### Records
· · · · ·
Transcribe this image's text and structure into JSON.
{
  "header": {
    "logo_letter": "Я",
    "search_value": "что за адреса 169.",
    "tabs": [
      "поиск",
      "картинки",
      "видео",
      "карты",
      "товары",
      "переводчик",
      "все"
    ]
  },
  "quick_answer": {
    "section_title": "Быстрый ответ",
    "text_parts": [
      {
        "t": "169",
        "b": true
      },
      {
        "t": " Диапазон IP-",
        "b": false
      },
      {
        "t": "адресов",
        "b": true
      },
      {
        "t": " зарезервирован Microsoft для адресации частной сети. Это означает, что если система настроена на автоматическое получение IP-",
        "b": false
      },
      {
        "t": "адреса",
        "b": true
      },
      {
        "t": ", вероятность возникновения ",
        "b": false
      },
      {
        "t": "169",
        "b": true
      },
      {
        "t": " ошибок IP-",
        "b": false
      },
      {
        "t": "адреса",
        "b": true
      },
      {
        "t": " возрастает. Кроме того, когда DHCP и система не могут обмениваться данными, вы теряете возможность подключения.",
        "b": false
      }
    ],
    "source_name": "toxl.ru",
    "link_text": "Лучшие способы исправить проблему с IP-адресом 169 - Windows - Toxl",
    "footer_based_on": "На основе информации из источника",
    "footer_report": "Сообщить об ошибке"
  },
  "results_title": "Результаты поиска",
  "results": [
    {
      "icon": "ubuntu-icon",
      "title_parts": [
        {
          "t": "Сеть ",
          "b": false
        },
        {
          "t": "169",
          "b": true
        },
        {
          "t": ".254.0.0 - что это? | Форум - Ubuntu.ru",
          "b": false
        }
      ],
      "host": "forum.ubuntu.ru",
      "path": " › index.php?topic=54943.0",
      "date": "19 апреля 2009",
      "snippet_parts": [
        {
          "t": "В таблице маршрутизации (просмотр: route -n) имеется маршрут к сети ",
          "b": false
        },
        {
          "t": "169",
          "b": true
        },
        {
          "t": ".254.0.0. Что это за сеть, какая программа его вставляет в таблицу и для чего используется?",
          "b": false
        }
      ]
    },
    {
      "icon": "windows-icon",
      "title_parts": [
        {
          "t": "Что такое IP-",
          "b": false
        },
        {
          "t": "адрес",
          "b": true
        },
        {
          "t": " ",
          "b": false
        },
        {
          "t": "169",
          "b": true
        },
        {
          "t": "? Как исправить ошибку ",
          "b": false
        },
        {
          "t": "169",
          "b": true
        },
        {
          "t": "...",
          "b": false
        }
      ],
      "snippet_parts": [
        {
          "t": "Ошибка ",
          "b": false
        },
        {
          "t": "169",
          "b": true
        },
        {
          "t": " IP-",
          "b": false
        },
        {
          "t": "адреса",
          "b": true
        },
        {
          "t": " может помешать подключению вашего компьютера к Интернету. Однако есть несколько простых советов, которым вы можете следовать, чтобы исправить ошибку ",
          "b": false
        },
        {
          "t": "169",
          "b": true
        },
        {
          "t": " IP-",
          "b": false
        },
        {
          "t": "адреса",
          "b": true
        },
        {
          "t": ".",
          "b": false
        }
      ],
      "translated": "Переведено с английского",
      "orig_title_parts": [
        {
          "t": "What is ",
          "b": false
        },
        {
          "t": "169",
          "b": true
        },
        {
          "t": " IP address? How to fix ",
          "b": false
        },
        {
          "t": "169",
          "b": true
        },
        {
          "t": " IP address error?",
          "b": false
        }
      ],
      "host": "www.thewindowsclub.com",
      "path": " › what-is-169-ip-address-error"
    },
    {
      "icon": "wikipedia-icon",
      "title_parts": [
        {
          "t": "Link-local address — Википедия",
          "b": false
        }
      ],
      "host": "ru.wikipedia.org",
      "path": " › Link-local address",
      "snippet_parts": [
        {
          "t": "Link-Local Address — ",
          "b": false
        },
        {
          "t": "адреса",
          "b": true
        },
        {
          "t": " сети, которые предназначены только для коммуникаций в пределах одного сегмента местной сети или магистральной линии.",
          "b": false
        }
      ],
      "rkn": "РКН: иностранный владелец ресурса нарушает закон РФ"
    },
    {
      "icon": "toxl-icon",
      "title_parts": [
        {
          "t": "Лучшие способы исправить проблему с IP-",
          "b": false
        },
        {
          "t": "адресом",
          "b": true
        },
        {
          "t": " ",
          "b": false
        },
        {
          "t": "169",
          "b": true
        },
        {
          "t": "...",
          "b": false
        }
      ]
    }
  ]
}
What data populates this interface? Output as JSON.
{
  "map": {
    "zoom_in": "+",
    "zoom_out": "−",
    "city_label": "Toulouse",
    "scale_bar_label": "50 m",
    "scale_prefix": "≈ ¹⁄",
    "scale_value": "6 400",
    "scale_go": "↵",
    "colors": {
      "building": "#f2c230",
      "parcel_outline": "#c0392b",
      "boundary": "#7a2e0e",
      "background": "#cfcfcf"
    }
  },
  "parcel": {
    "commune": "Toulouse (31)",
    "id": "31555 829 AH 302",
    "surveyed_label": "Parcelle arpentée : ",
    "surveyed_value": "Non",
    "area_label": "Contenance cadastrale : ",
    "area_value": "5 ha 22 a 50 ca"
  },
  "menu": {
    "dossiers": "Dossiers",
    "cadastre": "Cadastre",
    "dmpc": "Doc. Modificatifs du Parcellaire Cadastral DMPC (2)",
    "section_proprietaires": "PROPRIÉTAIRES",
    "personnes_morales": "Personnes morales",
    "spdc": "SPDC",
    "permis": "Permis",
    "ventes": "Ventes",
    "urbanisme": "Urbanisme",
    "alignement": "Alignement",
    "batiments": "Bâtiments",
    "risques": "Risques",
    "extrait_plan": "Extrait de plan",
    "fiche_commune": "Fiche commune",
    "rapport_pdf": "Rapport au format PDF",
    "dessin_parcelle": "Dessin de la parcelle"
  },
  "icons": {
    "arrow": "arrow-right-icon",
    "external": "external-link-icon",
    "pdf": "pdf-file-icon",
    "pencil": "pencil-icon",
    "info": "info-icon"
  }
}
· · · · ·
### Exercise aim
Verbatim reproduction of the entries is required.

### Answer to the problem
Transcribe this image's text and structure into JSON.
{
  "header": {
    "logo_letter": "Я",
    "search_value": "что за адреса 169.",
    "tabs": [
      "поиск",
      "картинки",
      "видео",
      "карты",
      "товары",
      "переводчик",
      "все"
    ]
  },
  "quick_answer": {
    "section_title": "Быстрый ответ",
    "text_parts": [
      {
        "t": "169",
        "b": true
      },
      {
        "t": " Диапазон IP-",
        "b": false
      },
      {
        "t": "адресов",
        "b": true
      },
      {
        "t": " зарезервирован Microsoft для адресации частной сети. Это означает, что если система настроена на автоматическое получение IP-",
        "b": false
      },
      {
        "t": "адреса",
        "b": true
      },
      {
        "t": ", вероятность возникновения ",
        "b": false
      },
      {
        "t": "169",
        "b": true
      },
      {
        "t": " ошибок IP-",
        "b": false
      },
      {
        "t": "адреса",
        "b": true
      },
      {
        "t": " возрастает. Кроме того, когда DHCP и система не могут обмениваться данными, вы теряете возможность подключения.",
        "b": false
      }
    ],
    "source_name": "toxl.ru",
    "link_text": "Лучшие способы исправить проблему с IP-адресом 169 - Windows - Toxl",
    "footer_based_on": "На основе информации из источника",
    "footer_report": "Сообщить об ошибке"
  },
  "results_title": "Результаты поиска",
  "results": [
    {
      "icon": "ubuntu-icon",
      "title_parts": [
        {
          "t": "Сеть ",
          "b": false
        },
        {
          "t": "169",
          "b": true
        },
        {
          "t": ".254.0.0 - что это? | Форум - Ubuntu.ru",
          "b": false
        }
      ],
      "host": "forum.ubuntu.ru",
      "path": " › index.php?topic=54943.0",
      "date": "19 апреля 2009",
      "snippet_parts": [
        {
          "t": "В таблице маршрутизации (просмотр: route -n) имеется маршрут к сети ",
          "b": false
        },
        {
          "t": "169",
          "b": true
        },
        {
          "t": ".254.0.0. Что это за сеть, какая программа его вставляет в таблицу и для чего используется?",
          "b": false
        }
      ]
    },
    {
      "icon": "windows-icon",
      "title_parts": [
        {
          "t": "Что такое IP-",
          "b": false
        },
        {
          "t": "адрес",
          "b": true
        },
        {
          "t": " ",
          "b": false
        },
        {
          "t": "169",
          "b": true
        },
        {
          "t": "? Как исправить ошибку ",
          "b": false
        },
        {
          "t": "169",
          "b": true
        },
        {
          "t": "...",
          "b": false
        }
      ],
      "snippet_parts": [
        {
          "t": "Ошибка ",
          "b": false
        },
        {
          "t": "169",
          "b": true
        },
        {
          "t": " IP-",
          "b": false
        },
        {
          "t": "адреса",
          "b": true
        },
        {
          "t": " может помешать подключению вашего компьютера к Интернету. Однако есть несколько простых советов, которым вы можете следовать, чтобы исправить ошибку ",
          "b": false
        },
        {
          "t": "169",
          "b": true
        },
        {
          "t": " IP-",
          "b": false
        },
        {
          "t": "адреса",
          "b": true
        },
        {
          "t": ".",
          "b": false
        }
      ],
      "translated": "Переведено с английского",
      "orig_title_parts": [
        {
          "t": "What is ",
          "b": false
        },
        {
          "t": "169",
          "b": true
        },
        {
          "t": " IP address? How to fix ",
          "b": false
        },
        {
          "t": "169",
          "b": true
        },
        {
          "t": " IP address error?",
          "b": false
        }
      ],
      "host": "www.thewindowsclub.com",
      "path": " › what-is-169-ip-address-error"
    },
    {
      "icon": "wikipedia-icon",
      "title_parts": [
        {
          "t": "Link-local address — Википедия",
          "b": false
        }
      ],
      "host": "ru.wikipedia.org",
      "path": " › Link-local address",
      "snippet_parts": [
        {
          "t": "Link-Local Address — ",
          "b": false
        },
        {
          "t": "адреса",
          "b": true
        },
        {
          "t": " сети, которые предназначены только для коммуникаций в пределах одного сегмента местной сети или магистральной линии.",
          "b": false
        }
      ],
      "rkn": "РКН: иностранный владелец ресурса нарушает закон РФ"
    },
    {
      "icon": "toxl-icon",
      "title_parts": [
        {
          "t": "Лучшие способы исправить проблему с IP-",
          "b": false
        },
        {
          "t": "адресом",
          "b": true
        },
        {
          "t": " ",
          "b": false
        },
        {
          "t": "169",
          "b": true
        },
        {
          "t": "...",
          "b": false
        }
      ]
    }
  ]
}
What data populates this interface? Output as JSON.
{
  "map": {
    "zoom_in": "+",
    "zoom_out": "−",
    "city_label": "Toulouse",
    "scale_bar_label": "50 m",
    "scale_prefix": "≈ ¹⁄",
    "scale_value": "6 400",
    "scale_go": "↵",
    "colors": {
      "building": "#f2c230",
      "parcel_outline": "#c0392b",
      "boundary": "#7a2e0e",
      "background": "#cfcfcf"
    }
  },
  "parcel": {
    "commune": "Toulouse (31)",
    "id": "31555 829 AH 302",
    "surveyed_label": "Parcelle arpentée : ",
    "surveyed_value": "Non",
    "area_label": "Contenance cadastrale : ",
    "area_value": "5 ha 22 a 50 ca"
  },
  "menu": {
    "dossiers": "Dossiers",
    "cadastre": "Cadastre",
    "dmpc": "Doc. Modificatifs du Parcellaire Cadastral DMPC (2)",
    "section_proprietaires": "PROPRIÉTAIRES",
    "personnes_morales": "Personnes morales",
    "spdc": "SPDC",
    "permis": "Permis",
    "ventes": "Ventes",
    "urbanisme": "Urbanisme",
    "alignement": "Alignement",
    "batiments": "Bâtiments",
    "risques": "Risques",
    "extrait_plan": "Extrait de plan",
    "fiche_commune": "Fiche commune",
    "rapport_pdf": "Rapport au format PDF",
    "dessin_parcelle": "Dessin de la parcelle"
  },
  "icons": {
    "arrow": "arrow-right-icon",
    "external": "external-link-icon",
    "pdf": "pdf-file-icon",
    "pencil": "pencil-icon",
    "info": "info-icon"
  }
}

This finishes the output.